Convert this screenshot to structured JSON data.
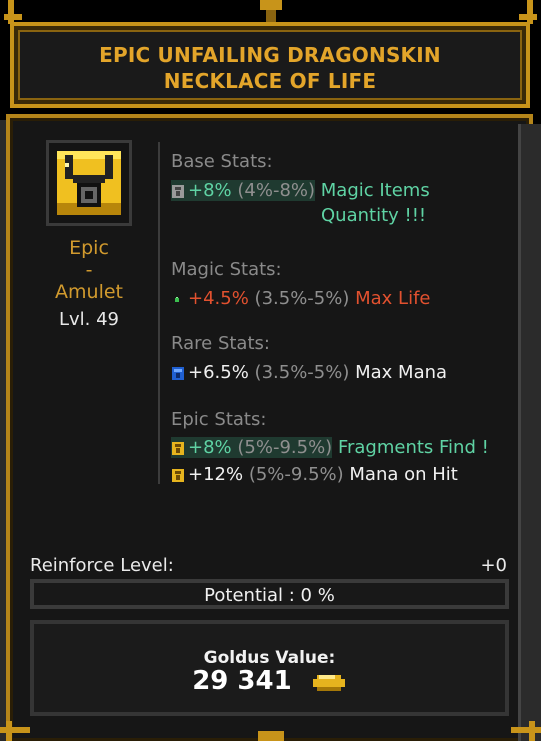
{
  "item": {
    "title_line1": "EPIC UNFAILING DRAGONSKIN",
    "title_line2": "NECKLACE OF LIFE",
    "rarity": "Epic",
    "dash": "-",
    "type": "Amulet",
    "level": "Lvl. 49",
    "icon": "golden-amulet-icon"
  },
  "sections": {
    "base": {
      "header": "Base Stats:",
      "stats": [
        {
          "value": "+8%",
          "range": "(4%-8%)",
          "name_line1": "Magic Items",
          "name_line2": "Quantity !!!",
          "gem": "gray-gem-icon",
          "value_color": "#5fd3a4",
          "name_color": "#5fd3a4"
        }
      ]
    },
    "magic": {
      "header": "Magic Stats:",
      "stats": [
        {
          "value": "+4.5%",
          "range": "(3.5%-5%)",
          "name": "Max Life",
          "gem": "green-gem-icon",
          "value_color": "#e2512f",
          "name_color": "#e2512f"
        }
      ]
    },
    "rare": {
      "header": "Rare Stats:",
      "stats": [
        {
          "value": "+6.5%",
          "range": "(3.5%-5%)",
          "name": "Max Mana",
          "gem": "blue-gem-icon",
          "value_color": "#f0f0f0",
          "name_color": "#f0f0f0"
        }
      ]
    },
    "epic": {
      "header": "Epic Stats:",
      "stats": [
        {
          "value": "+8%",
          "range": "(5%-9.5%)",
          "name": "Fragments Find !",
          "gem": "gold-gem-icon",
          "value_color": "#5fd3a4",
          "name_color": "#5fd3a4"
        },
        {
          "value": "+12%",
          "range": "(5%-9.5%)",
          "name": "Mana on Hit",
          "gem": "gold-gem-icon",
          "value_color": "#f0f0f0",
          "name_color": "#f0f0f0"
        }
      ]
    }
  },
  "reinforce": {
    "label": "Reinforce Level:",
    "value": "+0"
  },
  "potential": {
    "text": "Potential : 0 %"
  },
  "goldus": {
    "label": "Goldus Value:",
    "value": "29 341",
    "icon": "gold-nugget-icon"
  },
  "colors": {
    "frame_gold": "#c8941a",
    "title_gold": "#e3a52a",
    "highlight_green": "#5fd3a4",
    "life_red": "#e2512f"
  }
}
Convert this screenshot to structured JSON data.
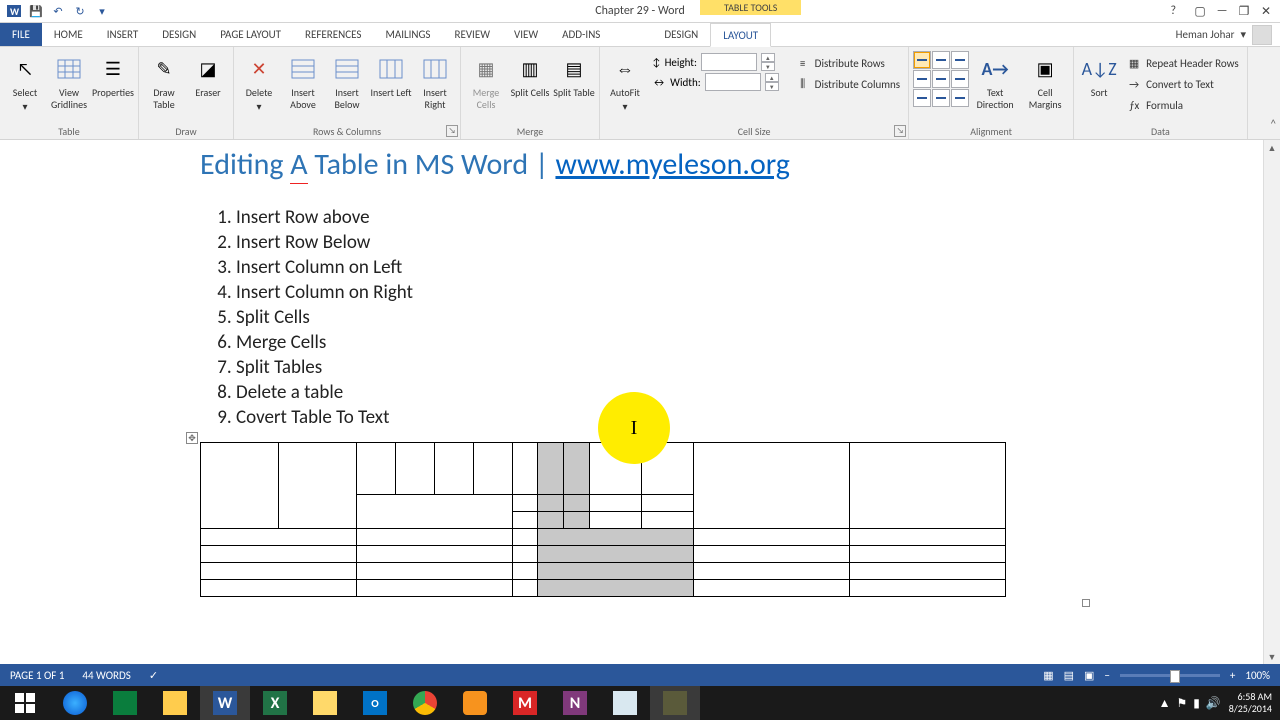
{
  "title": "Chapter 29 - Word",
  "table_tools_label": "TABLE TOOLS",
  "user_name": "Heman Johar",
  "tabs": {
    "file": "FILE",
    "home": "HOME",
    "insert": "INSERT",
    "design": "DESIGN",
    "page_layout": "PAGE LAYOUT",
    "references": "REFERENCES",
    "mailings": "MAILINGS",
    "review": "REVIEW",
    "view": "VIEW",
    "addins": "ADD-INS",
    "tt_design": "DESIGN",
    "tt_layout": "LAYOUT"
  },
  "ribbon": {
    "table": {
      "label": "Table",
      "select": "Select",
      "view_gridlines": "View Gridlines",
      "properties": "Properties"
    },
    "draw": {
      "label": "Draw",
      "draw_table": "Draw Table",
      "eraser": "Eraser"
    },
    "rows_cols": {
      "label": "Rows & Columns",
      "delete": "Delete",
      "insert_above": "Insert Above",
      "insert_below": "Insert Below",
      "insert_left": "Insert Left",
      "insert_right": "Insert Right"
    },
    "merge": {
      "label": "Merge",
      "merge_cells": "Merge Cells",
      "split_cells": "Split Cells",
      "split_table": "Split Table"
    },
    "cell_size": {
      "label": "Cell Size",
      "autofit": "AutoFit",
      "height": "Height:",
      "width": "Width:",
      "height_val": "",
      "width_val": "",
      "dist_rows": "Distribute Rows",
      "dist_cols": "Distribute Columns"
    },
    "alignment": {
      "label": "Alignment",
      "text_direction": "Text Direction",
      "cell_margins": "Cell Margins"
    },
    "data": {
      "label": "Data",
      "sort": "Sort",
      "repeat_header": "Repeat Header Rows",
      "convert_text": "Convert to Text",
      "formula": "Formula"
    }
  },
  "document": {
    "heading_prefix": "Editing ",
    "heading_a": "A",
    "heading_mid": " Table in MS Word | ",
    "heading_link": "www.myeleson.org",
    "list": [
      "Insert Row above",
      "Insert Row Below",
      "Insert Column on Left",
      "Insert Column on Right",
      "Split Cells",
      "Merge Cells",
      "Split Tables",
      "Delete a table",
      "Covert Table To Text"
    ]
  },
  "status": {
    "page": "PAGE 1 OF 1",
    "words": "44 WORDS",
    "zoom": "100%"
  },
  "clock": {
    "time": "6:58 AM",
    "date": "8/25/2014"
  }
}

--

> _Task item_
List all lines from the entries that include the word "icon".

> _Completed exercise_
    "icon": "golden-amulet-icon"
          "gem": "gray-gem-icon",
          "gem": "green-gem-icon",
          "gem": "blue-gem-icon",
          "gem": "gold-gem-icon",
          "gem": "gold-gem-icon",
    "icon": "gold-nugget-icon"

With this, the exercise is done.